Small in stature, standing at just 5’2′, it would be easy to miss the rookie on the grid but there was no taking eyes off a drive that saw him overtake icon Fernando Alonso en route to a ninth-placed finish.
Points on an F1 debut, many would have no complaints. Not Tsunoda.
‘I’m glad to get points, but I lost quite a lot of positions on the first lap,’ he said, a sign of his ambitions to challenge the top order this year.
‘That was my big mistake and I had to recover from that, so I’m happy 50%, but still 50% my big mistakes and it was possible to go more forward in the points positions. The first points feel okay, but I think there is a lot of space to improve.’
Based on the evidence in Bahrain, Tsunoda’s future is even brighter than Bahrain’s luminous circuit lights.
Yuki Tsunoda is just 20 but produced a performance well beyond his rookie years to come 9th
Fascinating fight for McLaren supremacy
Daniel Ricciardo described it as a ‘nice little tick’ when he qualified ahead of team-mate Lando Norris for Sunday’s race.
He suddenly became much quieter when it was Norris who got the better of their head-to-head come the chequered flag.
Norris was partnered with Carlos Sainz in his first two seasons with McLaren and has now shaken off any potential rookie status. The Brit firmly believes he is the team’s No 1 option – and he drove like it in Bahrain.
McLaren is a defining move for Ricciardo having had such little success since he left Red Bull in 2018.

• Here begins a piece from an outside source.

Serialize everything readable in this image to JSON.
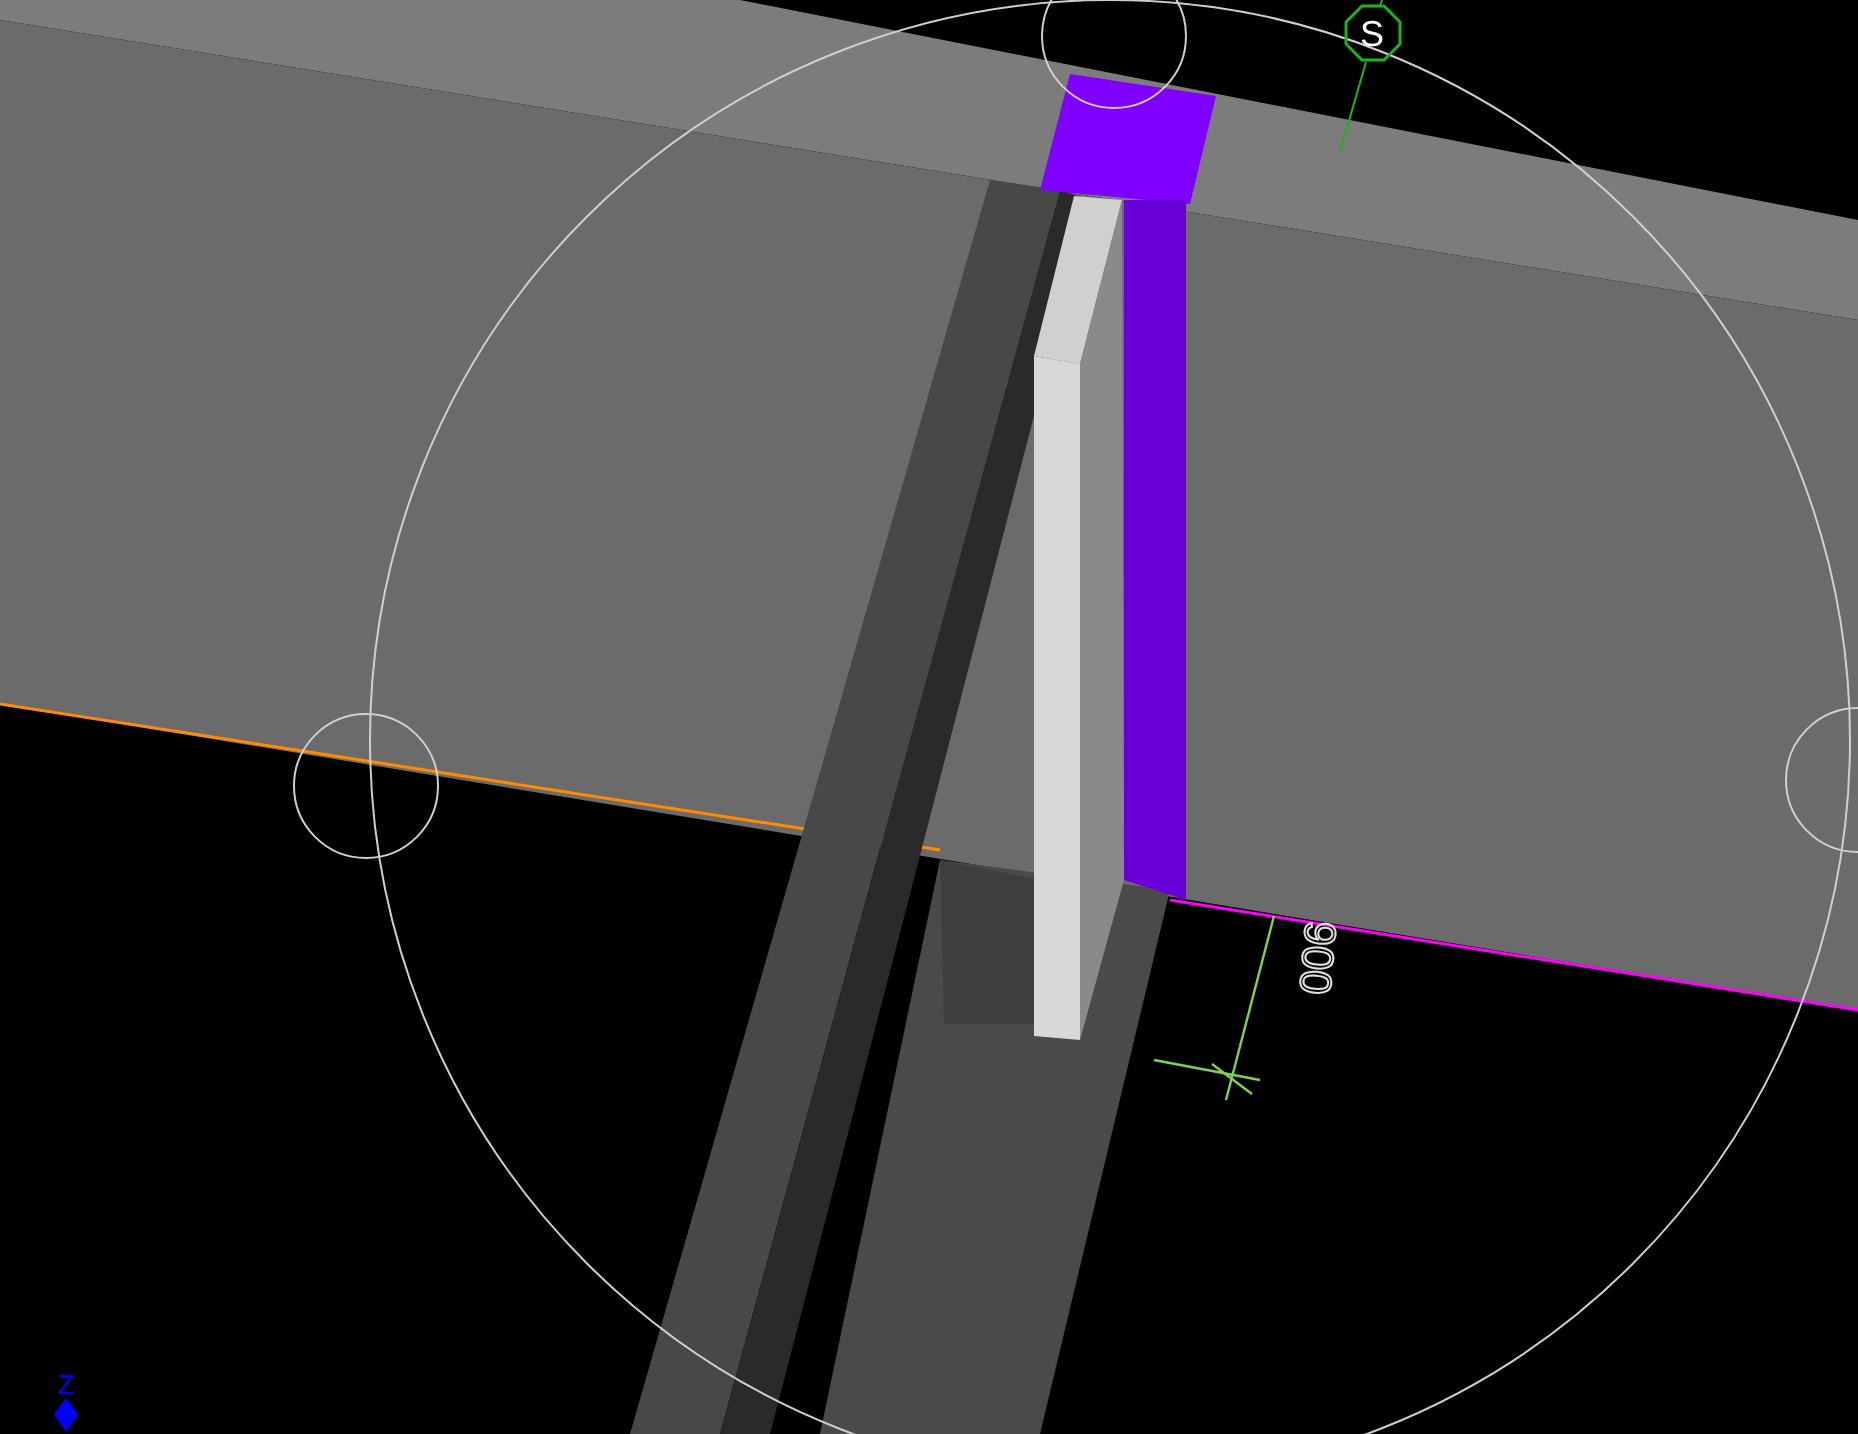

Norris overtook Ricciardo on the opening lap and comprehensively schooled the Australian in how to maximise the MCL35M.
It might give Team Principal Zak Brown some more grey hairs in keeping both cars on the track at all times but this battle for internal supremacy has all the hallmarks of a cracker.
McLaren’s supremacy battle with Lando Norris (left) and Daniel Ricciardo (right) is fascinating